● **DESCRIPTION OF THE TASK**
Determine how many lines of the material below include "chevron", and reply with that number alone.

--- GIVEN RECORDS Enclosed Below ---

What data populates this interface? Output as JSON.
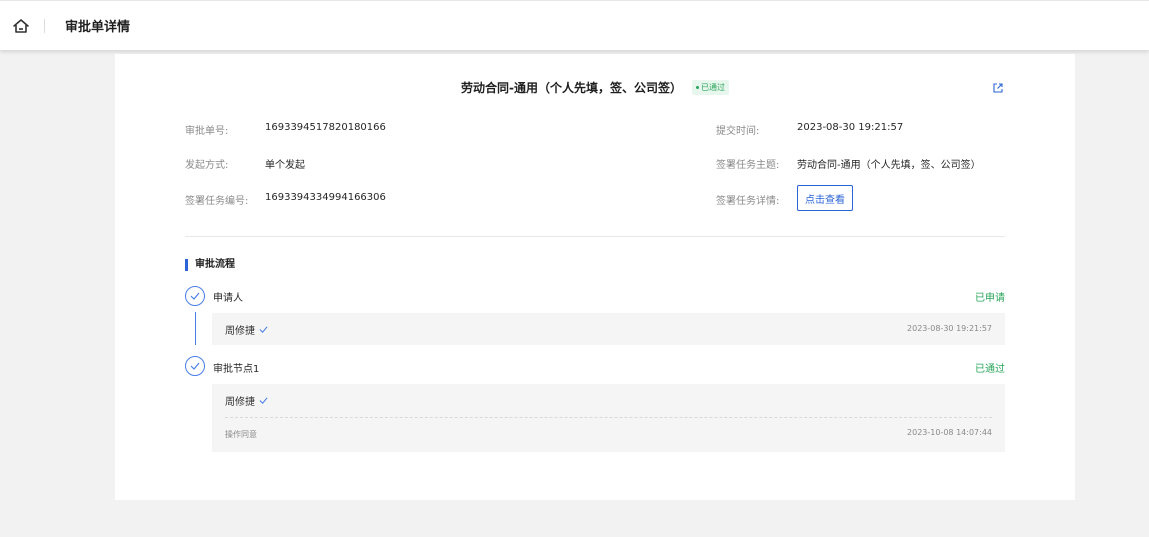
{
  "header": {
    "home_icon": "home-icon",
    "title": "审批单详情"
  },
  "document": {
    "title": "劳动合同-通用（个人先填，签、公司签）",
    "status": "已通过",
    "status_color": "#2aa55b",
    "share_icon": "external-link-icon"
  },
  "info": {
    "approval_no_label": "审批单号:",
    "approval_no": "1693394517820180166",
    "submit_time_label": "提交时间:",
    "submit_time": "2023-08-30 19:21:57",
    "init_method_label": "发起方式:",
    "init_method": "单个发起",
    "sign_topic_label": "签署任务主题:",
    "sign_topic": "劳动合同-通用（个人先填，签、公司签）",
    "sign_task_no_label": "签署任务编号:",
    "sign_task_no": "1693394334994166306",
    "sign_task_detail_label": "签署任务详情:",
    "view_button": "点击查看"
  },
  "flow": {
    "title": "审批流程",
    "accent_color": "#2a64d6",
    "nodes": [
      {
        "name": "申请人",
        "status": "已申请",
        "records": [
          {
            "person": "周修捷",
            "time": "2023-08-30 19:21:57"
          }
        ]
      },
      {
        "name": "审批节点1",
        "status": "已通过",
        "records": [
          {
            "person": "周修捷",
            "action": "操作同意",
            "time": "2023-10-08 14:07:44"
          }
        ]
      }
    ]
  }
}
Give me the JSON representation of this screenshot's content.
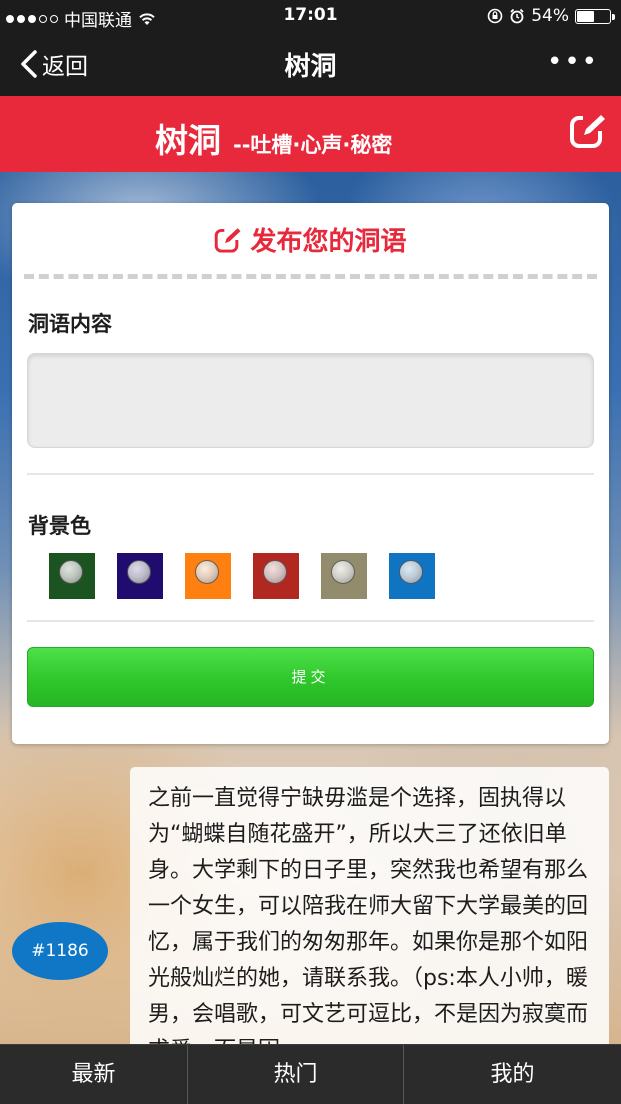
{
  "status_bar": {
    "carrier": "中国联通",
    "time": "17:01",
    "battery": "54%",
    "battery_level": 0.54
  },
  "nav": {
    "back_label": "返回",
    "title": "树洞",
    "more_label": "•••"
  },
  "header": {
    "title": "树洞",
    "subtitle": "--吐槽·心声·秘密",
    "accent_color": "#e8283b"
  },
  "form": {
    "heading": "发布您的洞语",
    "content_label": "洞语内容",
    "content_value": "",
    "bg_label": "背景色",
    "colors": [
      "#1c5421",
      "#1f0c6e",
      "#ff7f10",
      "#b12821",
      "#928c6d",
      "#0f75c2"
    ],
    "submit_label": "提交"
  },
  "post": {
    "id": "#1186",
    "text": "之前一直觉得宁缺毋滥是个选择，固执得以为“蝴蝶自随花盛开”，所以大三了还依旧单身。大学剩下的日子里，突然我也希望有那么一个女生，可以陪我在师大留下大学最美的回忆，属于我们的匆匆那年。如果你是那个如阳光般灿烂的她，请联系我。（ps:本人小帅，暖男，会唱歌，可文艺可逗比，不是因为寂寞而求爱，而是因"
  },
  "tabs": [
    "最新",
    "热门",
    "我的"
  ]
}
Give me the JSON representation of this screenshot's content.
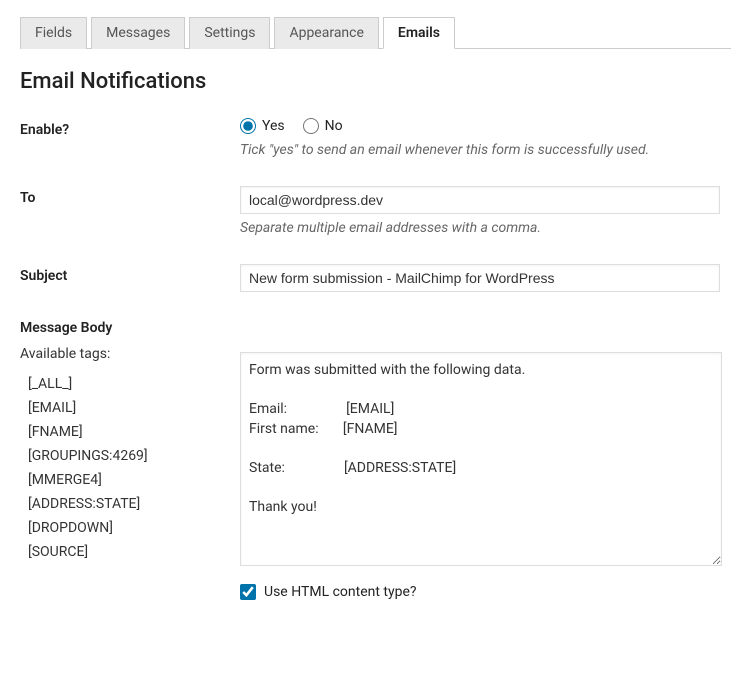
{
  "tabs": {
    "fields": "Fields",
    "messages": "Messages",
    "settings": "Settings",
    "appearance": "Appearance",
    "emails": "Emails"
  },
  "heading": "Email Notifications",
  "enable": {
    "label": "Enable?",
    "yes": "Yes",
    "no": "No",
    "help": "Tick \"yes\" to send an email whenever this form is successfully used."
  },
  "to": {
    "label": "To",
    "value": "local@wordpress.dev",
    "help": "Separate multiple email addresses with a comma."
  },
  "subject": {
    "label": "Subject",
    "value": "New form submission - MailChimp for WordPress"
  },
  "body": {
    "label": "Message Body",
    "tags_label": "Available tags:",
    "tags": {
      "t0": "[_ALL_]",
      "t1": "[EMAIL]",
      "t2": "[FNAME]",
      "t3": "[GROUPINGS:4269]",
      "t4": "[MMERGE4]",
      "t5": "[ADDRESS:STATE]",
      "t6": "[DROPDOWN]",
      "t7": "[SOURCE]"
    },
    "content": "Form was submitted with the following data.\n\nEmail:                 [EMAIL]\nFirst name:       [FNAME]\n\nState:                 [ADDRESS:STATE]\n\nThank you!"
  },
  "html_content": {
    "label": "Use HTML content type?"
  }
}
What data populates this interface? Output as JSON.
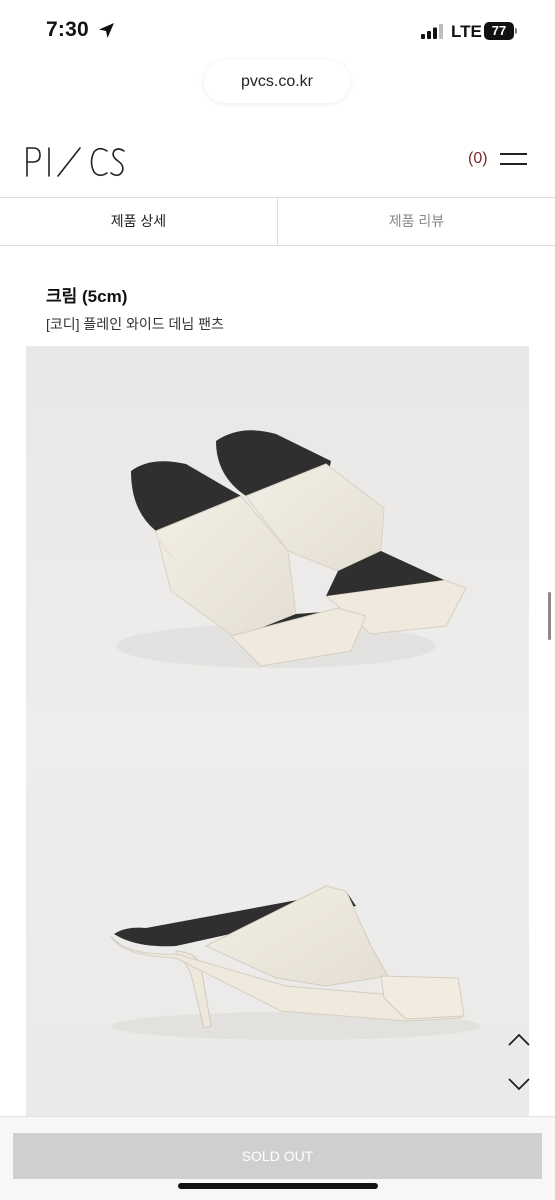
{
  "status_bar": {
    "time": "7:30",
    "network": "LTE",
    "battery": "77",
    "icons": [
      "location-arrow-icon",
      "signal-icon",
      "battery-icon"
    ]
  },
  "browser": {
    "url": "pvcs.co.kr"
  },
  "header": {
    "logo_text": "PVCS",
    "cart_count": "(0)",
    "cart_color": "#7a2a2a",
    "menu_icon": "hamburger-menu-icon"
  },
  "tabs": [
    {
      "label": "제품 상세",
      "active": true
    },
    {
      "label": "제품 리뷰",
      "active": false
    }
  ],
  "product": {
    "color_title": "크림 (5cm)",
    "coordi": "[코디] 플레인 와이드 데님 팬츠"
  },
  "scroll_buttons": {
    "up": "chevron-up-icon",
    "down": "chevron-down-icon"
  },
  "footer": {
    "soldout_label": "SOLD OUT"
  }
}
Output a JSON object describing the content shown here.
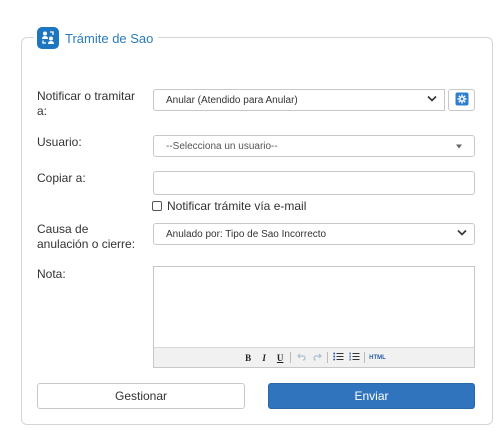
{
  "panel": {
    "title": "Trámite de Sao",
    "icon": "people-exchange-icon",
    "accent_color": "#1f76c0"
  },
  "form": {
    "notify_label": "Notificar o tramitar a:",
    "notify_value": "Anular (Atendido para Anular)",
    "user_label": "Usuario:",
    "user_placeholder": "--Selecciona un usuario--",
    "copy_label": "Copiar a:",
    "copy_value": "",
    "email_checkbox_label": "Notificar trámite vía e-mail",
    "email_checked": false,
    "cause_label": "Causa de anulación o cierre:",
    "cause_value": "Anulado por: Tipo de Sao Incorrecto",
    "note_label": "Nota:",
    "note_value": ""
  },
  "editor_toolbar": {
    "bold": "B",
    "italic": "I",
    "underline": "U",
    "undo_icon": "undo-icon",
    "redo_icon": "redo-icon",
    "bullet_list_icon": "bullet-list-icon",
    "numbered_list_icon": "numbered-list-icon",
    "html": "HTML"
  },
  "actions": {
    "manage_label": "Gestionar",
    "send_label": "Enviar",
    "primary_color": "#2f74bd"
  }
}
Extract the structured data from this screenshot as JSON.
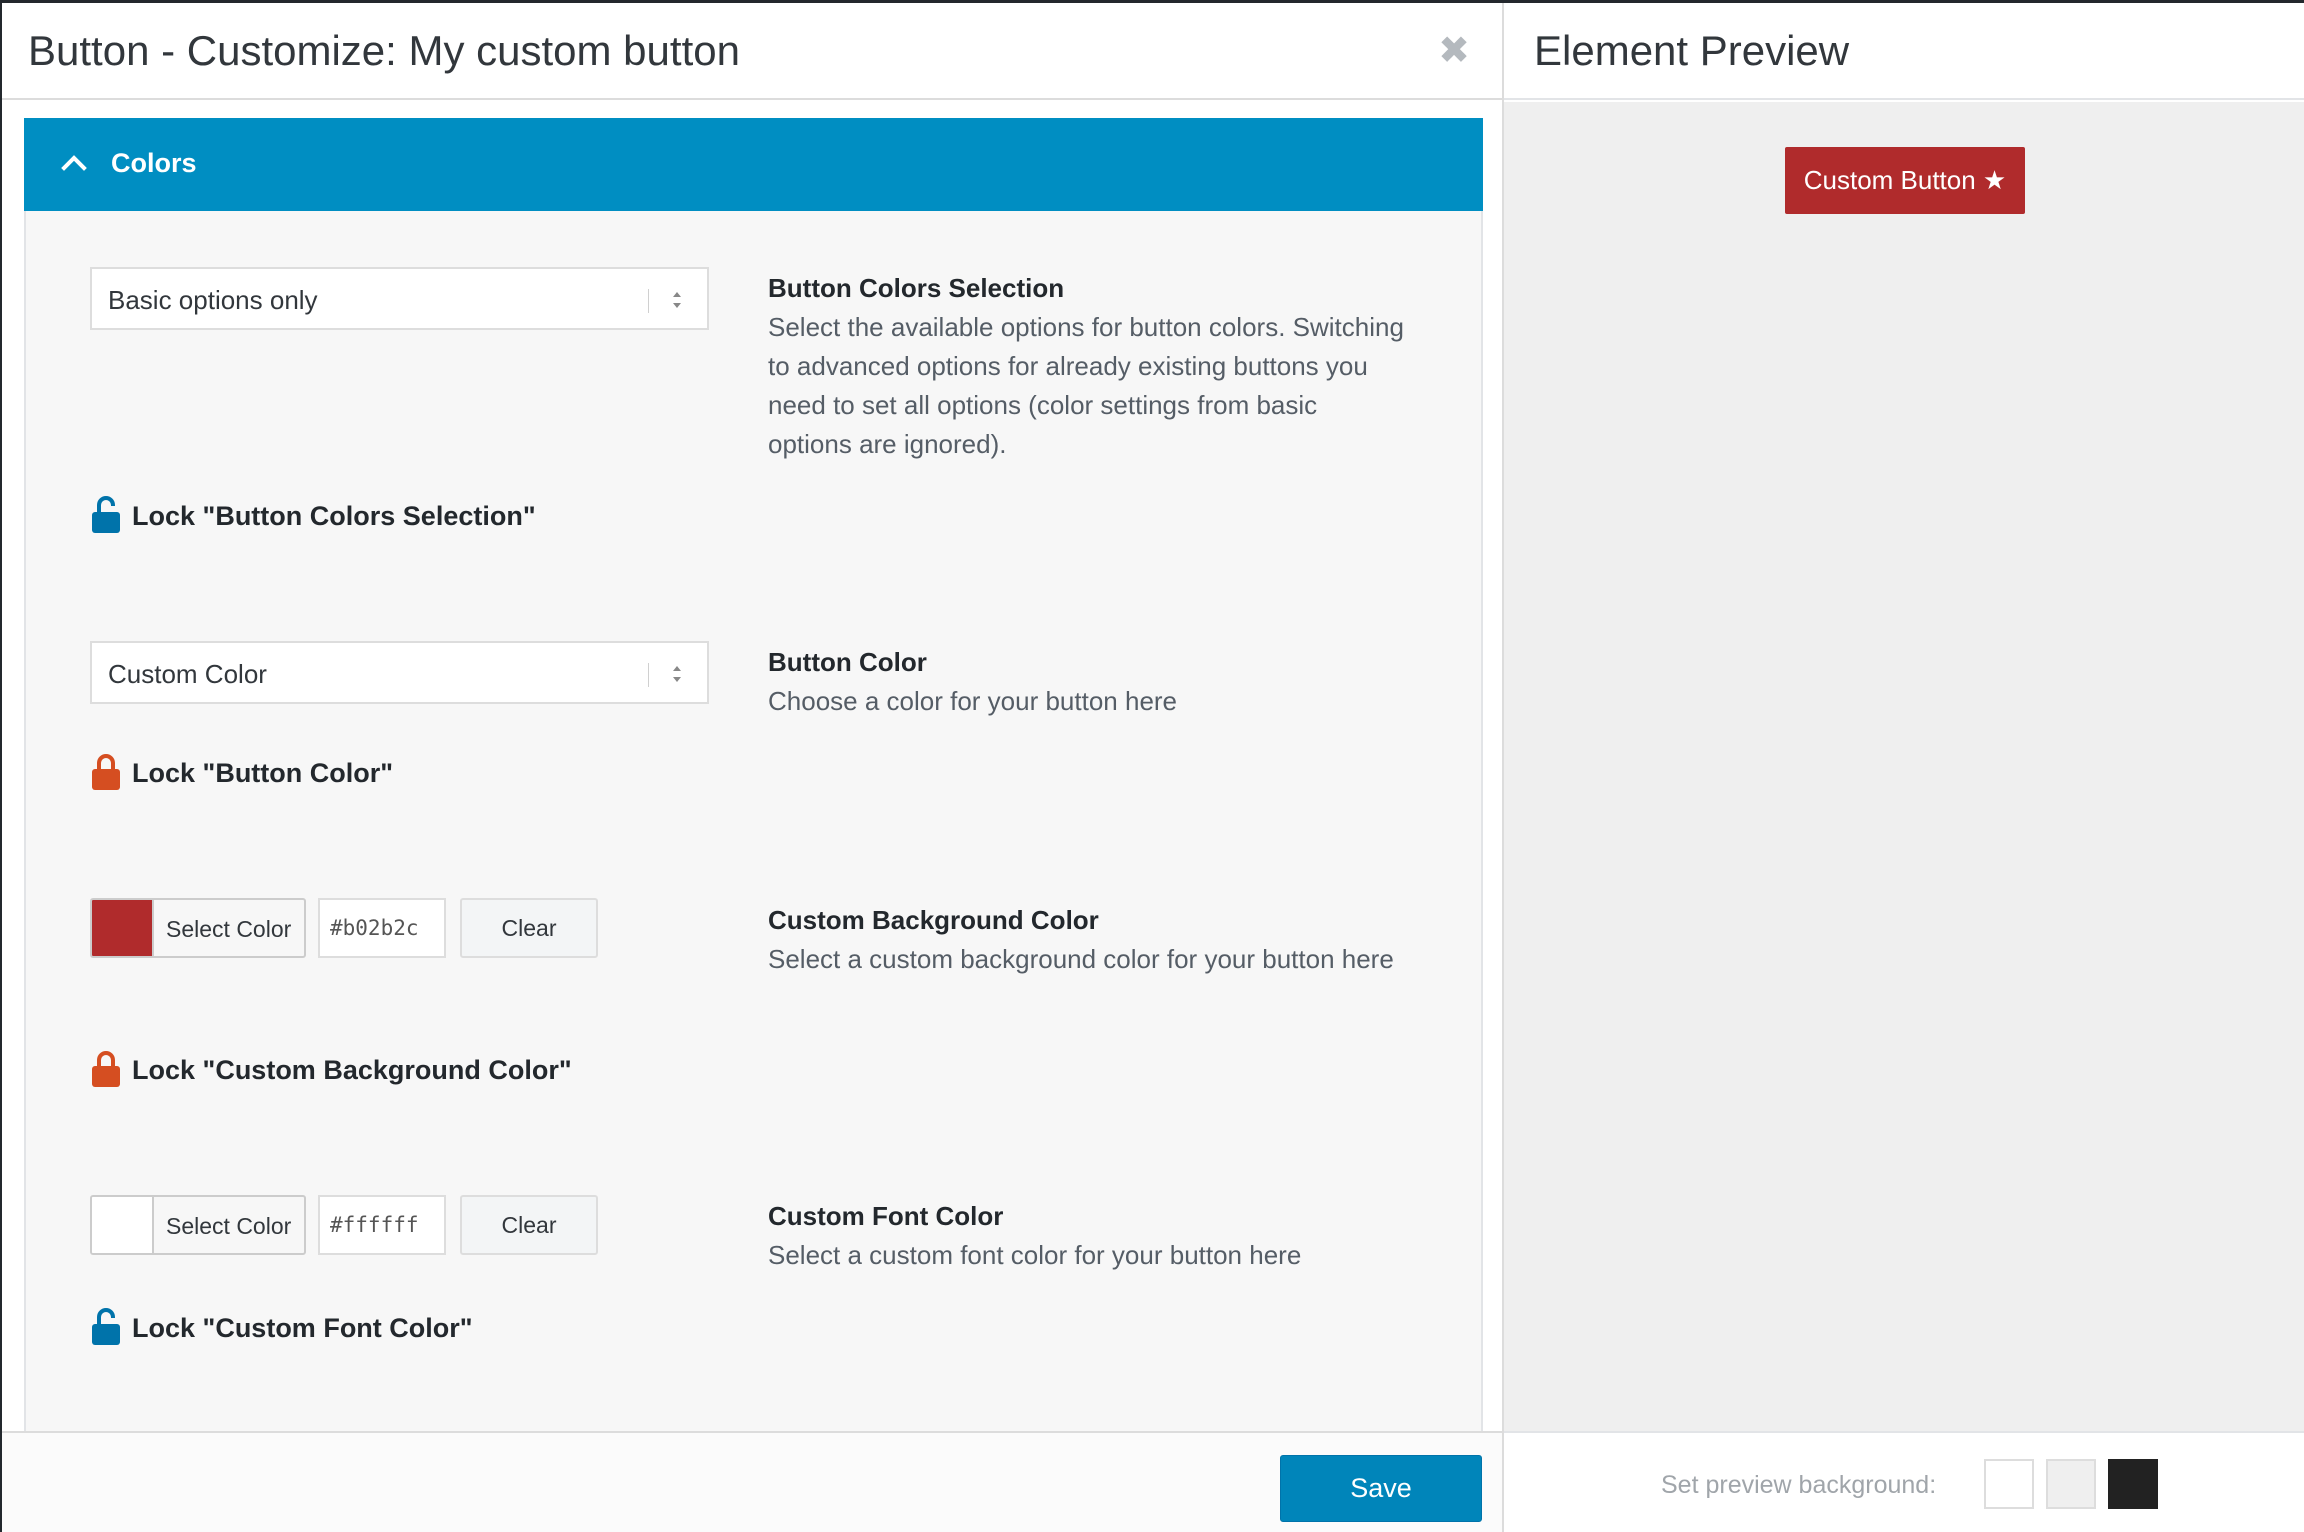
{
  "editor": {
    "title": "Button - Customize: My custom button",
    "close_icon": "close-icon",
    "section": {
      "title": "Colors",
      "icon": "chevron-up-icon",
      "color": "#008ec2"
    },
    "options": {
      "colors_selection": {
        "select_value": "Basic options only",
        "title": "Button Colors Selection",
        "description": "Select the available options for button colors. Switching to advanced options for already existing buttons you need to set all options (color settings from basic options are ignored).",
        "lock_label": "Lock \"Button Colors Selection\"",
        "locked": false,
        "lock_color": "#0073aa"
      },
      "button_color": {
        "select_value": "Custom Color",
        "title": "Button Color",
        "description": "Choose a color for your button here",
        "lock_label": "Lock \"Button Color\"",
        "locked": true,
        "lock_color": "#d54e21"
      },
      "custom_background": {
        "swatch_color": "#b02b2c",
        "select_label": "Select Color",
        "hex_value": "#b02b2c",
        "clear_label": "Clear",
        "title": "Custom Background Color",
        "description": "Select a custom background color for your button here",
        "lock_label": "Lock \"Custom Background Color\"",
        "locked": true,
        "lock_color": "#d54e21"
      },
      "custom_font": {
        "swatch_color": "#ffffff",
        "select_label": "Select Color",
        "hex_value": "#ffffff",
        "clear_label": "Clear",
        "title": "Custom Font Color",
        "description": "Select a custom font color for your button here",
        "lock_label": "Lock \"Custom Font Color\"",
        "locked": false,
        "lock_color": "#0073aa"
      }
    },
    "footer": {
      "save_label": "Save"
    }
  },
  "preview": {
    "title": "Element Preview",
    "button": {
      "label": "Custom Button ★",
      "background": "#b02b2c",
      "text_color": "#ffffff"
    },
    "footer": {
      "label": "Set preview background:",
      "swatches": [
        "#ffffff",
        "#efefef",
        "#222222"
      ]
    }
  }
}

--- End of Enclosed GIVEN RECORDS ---

● **EXERCISE RESPONSE**
3